Daily Archives: October 14, 2009
This thread is interesting to me from the Rational Response Squad forums.
A user going by heel13, who is leaning toward atheism, has asked for one logical reason to believe atheism. Forty-six posts into the thread, and not one atheist has offered up a single logical reason to become an atheist. Instead, Lisa (EdwardNortonFan) sums up what they have been telling heel13:
The burden of proof is not on us atheists to disprove god’s existence; it is on those who believe he DOES exist. Atheism is a lack of belief in a god. It CAN mean denial of a god, but not necessarily. Either you believe or you don’t. Period. It’s that simple. If you don’t believe there is a god, then you are an atheist already. And to me, it seems you don’t.
It seemed so simple a question, now why can’t they do it? Is there any logical reason to become an atheist? Or, is it as I contend, a matter of emotion?
Vincent Skolny, guest poster at Unreasonable Faith, has made a rather fascinating post entitled “Christianity is Self-Projection as God.” In it, he rehashes the old argument that Christians pick and choose what they want to believe out of the Bible, and the result is:
. . . a rank and unique pride that claims a divine stamp of approval upon the Christian’s own life, while rejecting both all of the Bible that doesn’t appeal to her or his liking and the gods constructed by other Christians, reflecting other parts of the bible.
It’s an arrogant syncretism of life and religion that we call Self-Projection as God (SPAG).
Of course, no examples are given (though judging by the article, he could have provided numerous examples).
Among biblical Christians, where is there disparity about the nature of God? I don’t see it. Yes, I see disparity in the God of Mormonism, the God of the Jehovah’s Witnesses, and the God of Fred Phelps, but those people are not biblical Christians. The problem is that atheism makes no distinction between biblical Christians and cults of Christianity. They see biblical Christians and cults of Christianity under the same flag, just different expressions.
True, good men of faith have disagreements about how much God allows and permits versus how much he decrees. Look at the arguments between myself and, for example, the poster going by A Helmet. The entire Protestant Reformation was over the sufficiency of grace and whether meritorious good works were also required (the Sacraments).

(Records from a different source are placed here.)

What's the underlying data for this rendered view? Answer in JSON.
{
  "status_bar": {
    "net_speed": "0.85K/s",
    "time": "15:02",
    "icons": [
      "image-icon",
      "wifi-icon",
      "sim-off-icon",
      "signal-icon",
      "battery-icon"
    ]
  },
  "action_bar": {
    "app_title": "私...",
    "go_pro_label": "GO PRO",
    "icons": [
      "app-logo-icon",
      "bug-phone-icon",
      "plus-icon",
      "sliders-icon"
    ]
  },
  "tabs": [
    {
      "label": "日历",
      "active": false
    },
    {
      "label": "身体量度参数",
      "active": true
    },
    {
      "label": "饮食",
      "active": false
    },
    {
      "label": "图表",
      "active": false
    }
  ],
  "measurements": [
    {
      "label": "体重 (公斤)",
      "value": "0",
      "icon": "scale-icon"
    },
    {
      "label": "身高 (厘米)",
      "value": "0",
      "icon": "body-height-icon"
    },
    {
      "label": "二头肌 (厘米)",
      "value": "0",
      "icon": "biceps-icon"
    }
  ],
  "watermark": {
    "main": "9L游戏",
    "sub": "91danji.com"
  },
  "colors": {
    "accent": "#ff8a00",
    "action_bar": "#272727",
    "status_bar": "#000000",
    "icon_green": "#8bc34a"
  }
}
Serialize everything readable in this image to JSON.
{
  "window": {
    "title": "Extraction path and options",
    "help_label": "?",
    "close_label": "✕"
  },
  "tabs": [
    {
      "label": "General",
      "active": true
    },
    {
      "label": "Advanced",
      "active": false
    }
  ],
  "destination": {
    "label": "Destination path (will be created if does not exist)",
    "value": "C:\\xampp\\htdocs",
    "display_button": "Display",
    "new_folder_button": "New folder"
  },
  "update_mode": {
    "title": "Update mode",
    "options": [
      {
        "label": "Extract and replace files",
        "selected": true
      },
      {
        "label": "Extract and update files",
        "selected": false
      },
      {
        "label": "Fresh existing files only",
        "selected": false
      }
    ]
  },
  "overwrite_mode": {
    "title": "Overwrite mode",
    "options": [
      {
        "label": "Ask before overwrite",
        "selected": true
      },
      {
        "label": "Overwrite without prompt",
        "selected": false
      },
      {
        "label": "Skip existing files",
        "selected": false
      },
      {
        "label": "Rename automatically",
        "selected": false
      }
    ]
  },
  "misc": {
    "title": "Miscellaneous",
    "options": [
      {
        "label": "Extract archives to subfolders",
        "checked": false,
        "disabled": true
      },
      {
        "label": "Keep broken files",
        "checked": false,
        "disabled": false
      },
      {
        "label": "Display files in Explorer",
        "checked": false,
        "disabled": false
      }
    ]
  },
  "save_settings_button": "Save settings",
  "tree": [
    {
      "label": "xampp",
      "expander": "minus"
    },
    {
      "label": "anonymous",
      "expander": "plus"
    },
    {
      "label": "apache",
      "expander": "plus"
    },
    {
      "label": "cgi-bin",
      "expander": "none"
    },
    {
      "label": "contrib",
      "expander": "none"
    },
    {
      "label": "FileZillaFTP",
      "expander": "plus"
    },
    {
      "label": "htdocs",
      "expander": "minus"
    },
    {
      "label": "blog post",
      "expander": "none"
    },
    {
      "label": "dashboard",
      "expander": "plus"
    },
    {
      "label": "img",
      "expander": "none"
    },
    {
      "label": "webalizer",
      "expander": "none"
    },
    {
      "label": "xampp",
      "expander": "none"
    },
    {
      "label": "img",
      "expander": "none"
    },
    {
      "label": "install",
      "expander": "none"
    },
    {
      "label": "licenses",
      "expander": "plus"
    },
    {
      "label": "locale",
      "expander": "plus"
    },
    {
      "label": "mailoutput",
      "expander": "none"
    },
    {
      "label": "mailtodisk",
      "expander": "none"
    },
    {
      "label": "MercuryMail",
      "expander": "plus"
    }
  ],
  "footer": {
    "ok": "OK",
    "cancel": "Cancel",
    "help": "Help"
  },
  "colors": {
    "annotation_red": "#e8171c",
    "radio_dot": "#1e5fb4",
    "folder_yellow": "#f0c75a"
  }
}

But the conception of God as Creator and Sustainer of the Universe has never been in disagreement. The basic attributes of God are common to all biblical Christians.
And just what are those basic attributes that no one disputes? God is a Trinity: Father, Son, and Holy Spirit. God created the Universe and sustains its existence. God created mankind in his image (not the other way around). God is omnipotent, omniscient, omnipresent, and eternal. He is necessary as opposed to contingent. God is sovereign over his creation, and is working a plan in creation for his own glorification, of which everyone plays an integral part. Biblical Christians, if I missed anything, leave it in the comments.
What the post reveals about the poster, however, is scary. It reveals his supreme close-mindedness, which is actually quite common among atheists. Take this, for example:
For a practical demonstration, just pick a pair of contrary or contradictory Bible verses that are on either side of a sensitive issue and ask a Christian what she or he thinks about them. The better you know the Bible and the Christian, the easier it will be to pick the appropriately contrary verses, but the result will always be the same: The Christian will start rationalizing and explaining the contradiction in a way that accommodates them to his or her own life.
Strip away the rhetoric, and what did Skolny say? The Bible has contradictions that can’t really be explained, so if you want to stump a Christian just pick an appropriate contradiction and ask him to explain it. He’ll rationalize it.
What Skolny is doing is assuming as a matter of course that the Bible has contradictions, and then making the further assumption that Christians lack awareness of Bible difficulties. I’ll grant him the latter, most Christians display a shocking lack of knowledge of the Bible. But the former is a little harder to prove, and I’ve seen many sites trying to do it without success.
Further, Skolny is effectively hardening his heart to any explanations that might be given about these alleged “contradictions” by dismissing them as “rationalizations” before he ever even hears them! This is the core of the issue I’ve seen with atheists. They believe that the Bible is bull without investigating the issue (they take the word of other atheists without consulting the other side) and they close their minds to any other explanation that doesn’t fit their worldview.
Isn’t this the same thing that they accuse us of doing?